Today, I delivered a speech to over 2,000 high school students. Several requested it in a written format, and I’m happy to provide it. Here is the transcript. ❤
My name is Abigail, but when I was a freshman, I was just “A.” That A – that single letter – was everything to me. I didn’t see myself as a person as much as I saw myself as a walking report card.
I had lofty aspirations. I wanted to go to the nation’s most prestigious writing school, study English, and become a bestselling novelist. So I worked hard and held myself to a high standard. That healthy motivation, however, quickly spiraled into an obsession with perfection. Seeing anything less than one hundred percent was despicable. If I got a perfect score, I’d berate myself for missing the bonus point. There was always something to criticize, something that would make me raise the bar even higher, into the realm of the unattainable.
I got my wish. I had A’s, and I appeared successful and studious. But I’d completely lost sight of why I was driving myself so harshly in the first place. I wanted to go to college and pursue my dreams, because I wanted to be satisfied and happy. But I wasn’t. It took a lot of time to realize that, and to get to a more peaceful state of mind.

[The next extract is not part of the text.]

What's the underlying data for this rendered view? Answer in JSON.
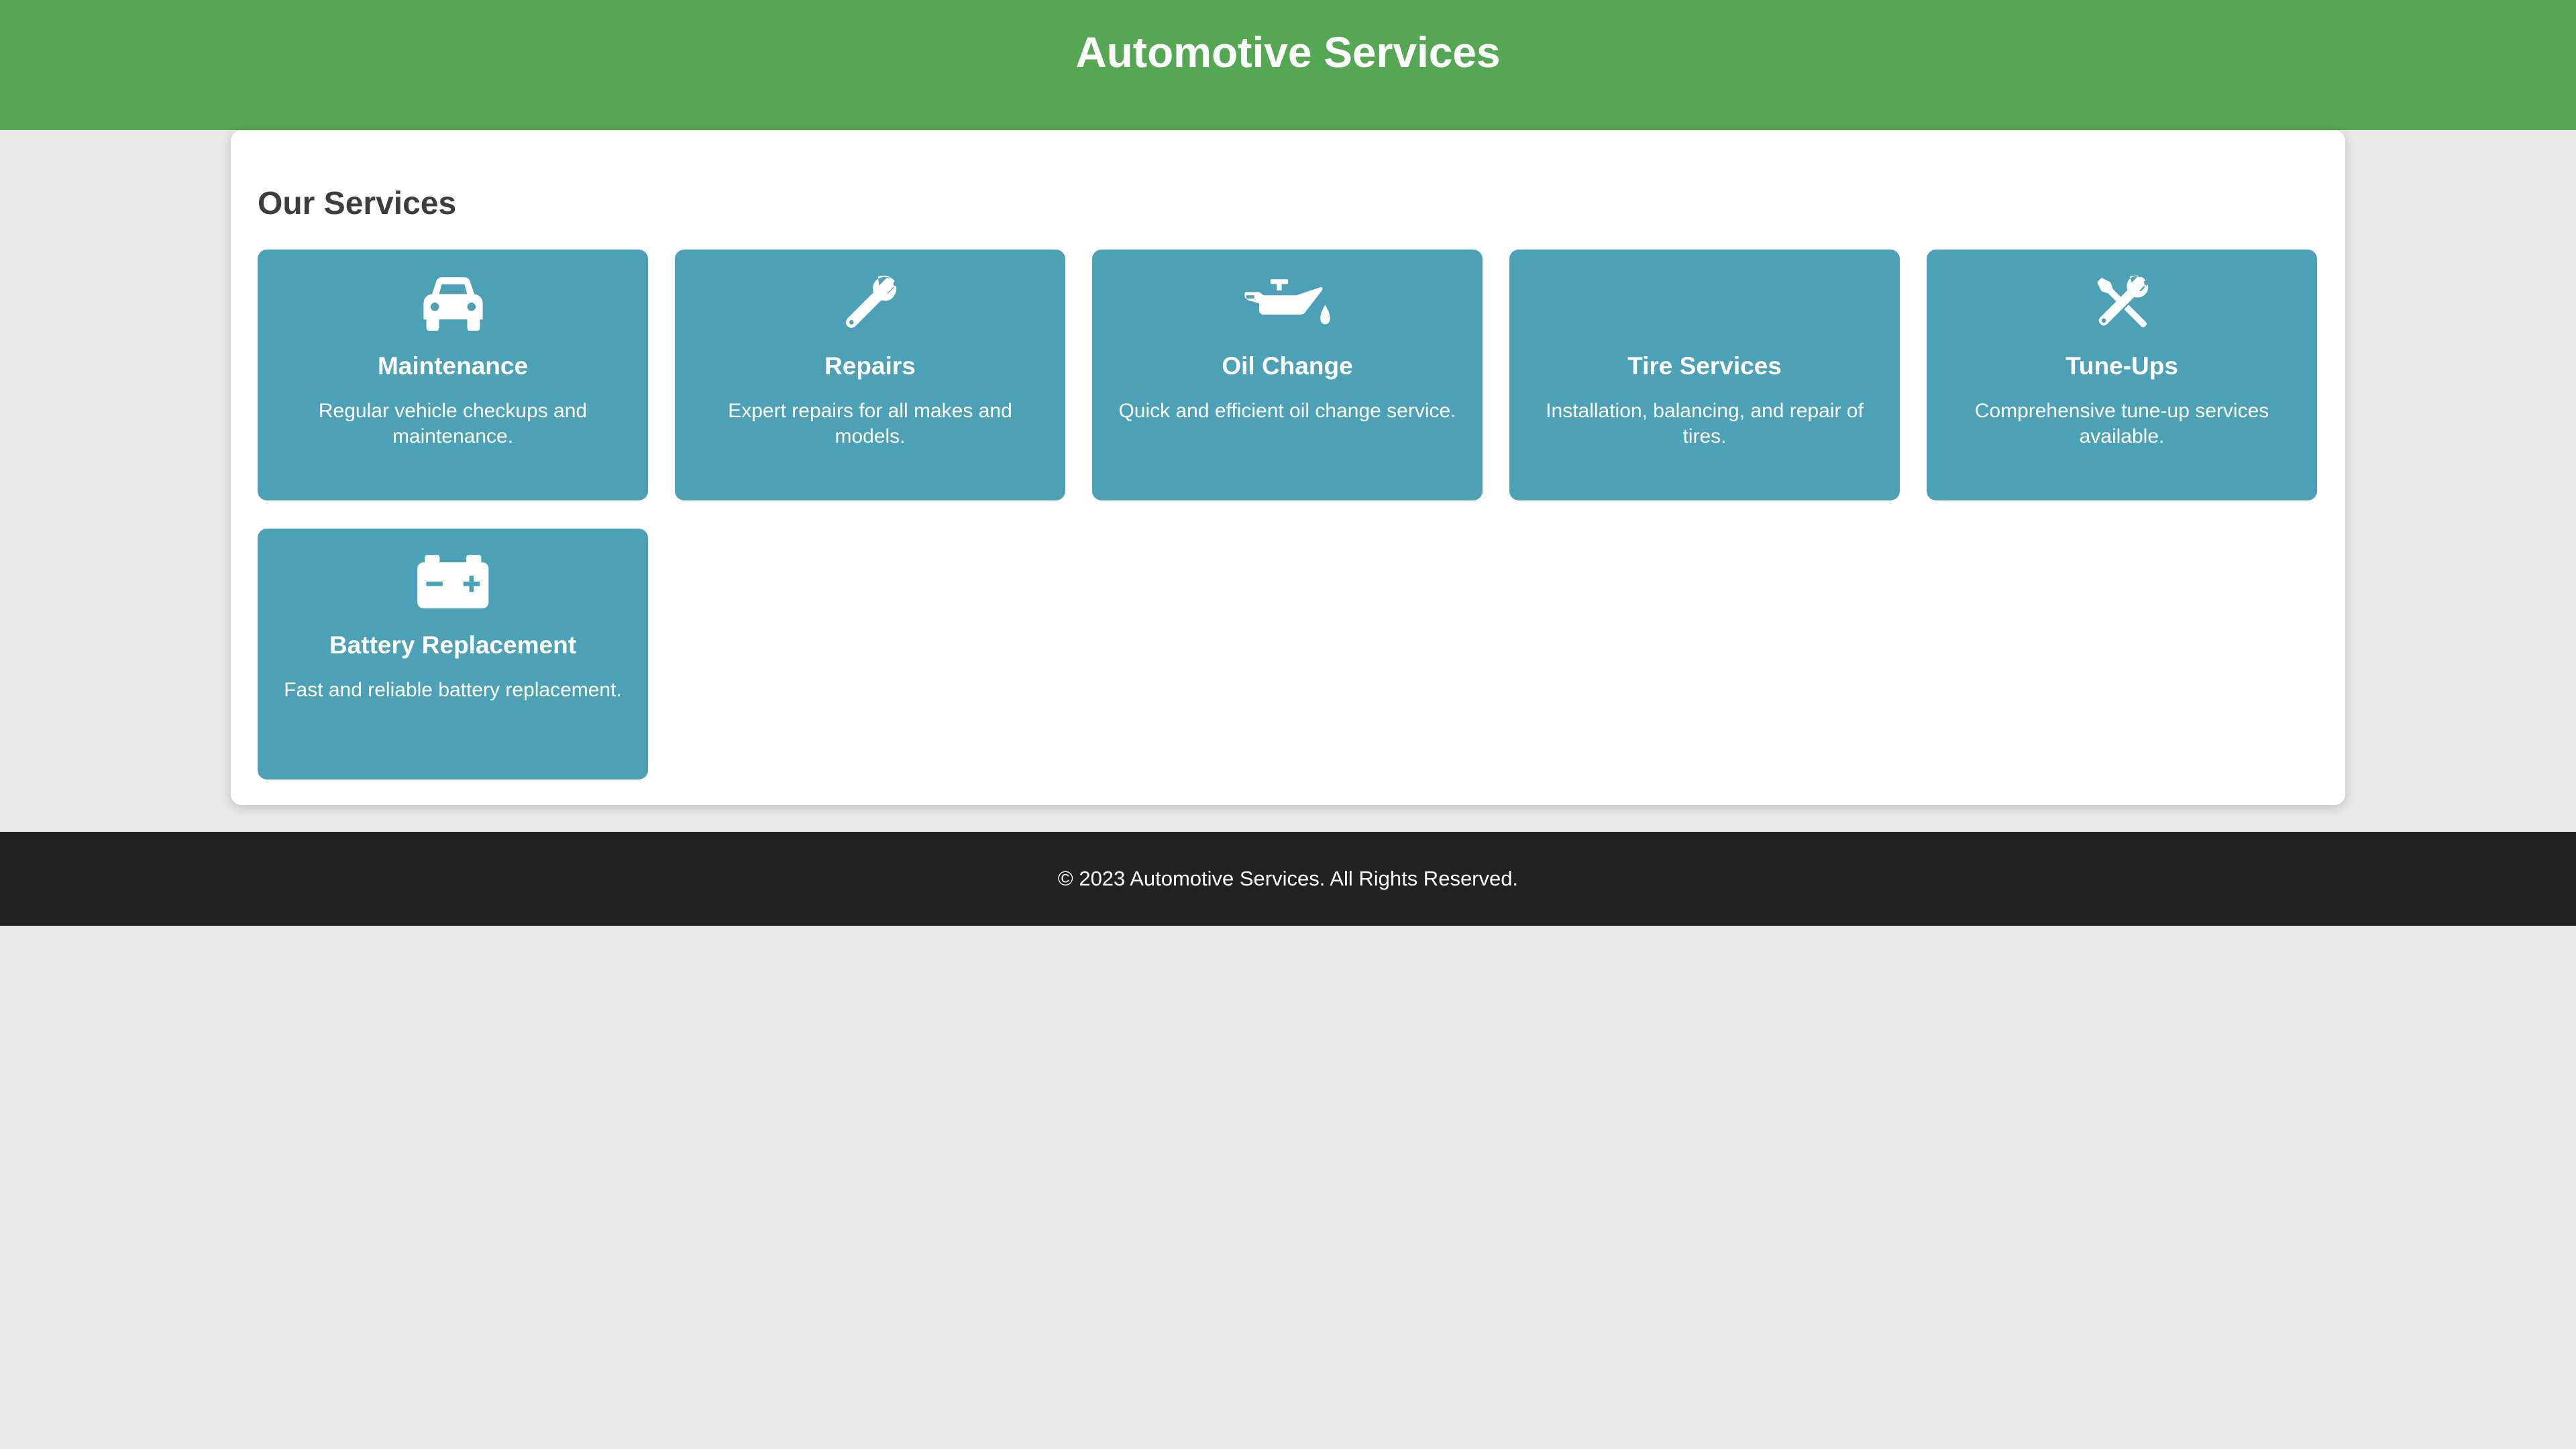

I mention my freshman year because it is what motivates me to inspire all of you. A’s, B’s, and F’s are just letters. Standards to which we adhere and work towards, but not to shackle our identities to. How can one letter define who you are? You have years and years of stories behind you. You aren’t a letter, or even a sentence. You’re a novel.
And just as we treat books with respect – you know, by not dog-earing the pages or defacing them – be kind to yourselves, as wonderful novels, by setting goals that you can actually achieve. Find peace by understanding that failure isn’t the end of the world. Failure is how we learn. It’s okay. It really is.
This isn’t a call to not try. You have to try in life, you have to make an effort and work hard. This is a call to acceptance. This is a call to love yourself not for what you achieve, not for what you earn—but for who you are. And if you don’t know who you are yet, that’s okay, really. Just let me start you off with something, and I hope you remember this every single time you feel like insulting yourself or treating yourself harshly.
You are loved.
You are worth it.
You are enough – failures and all.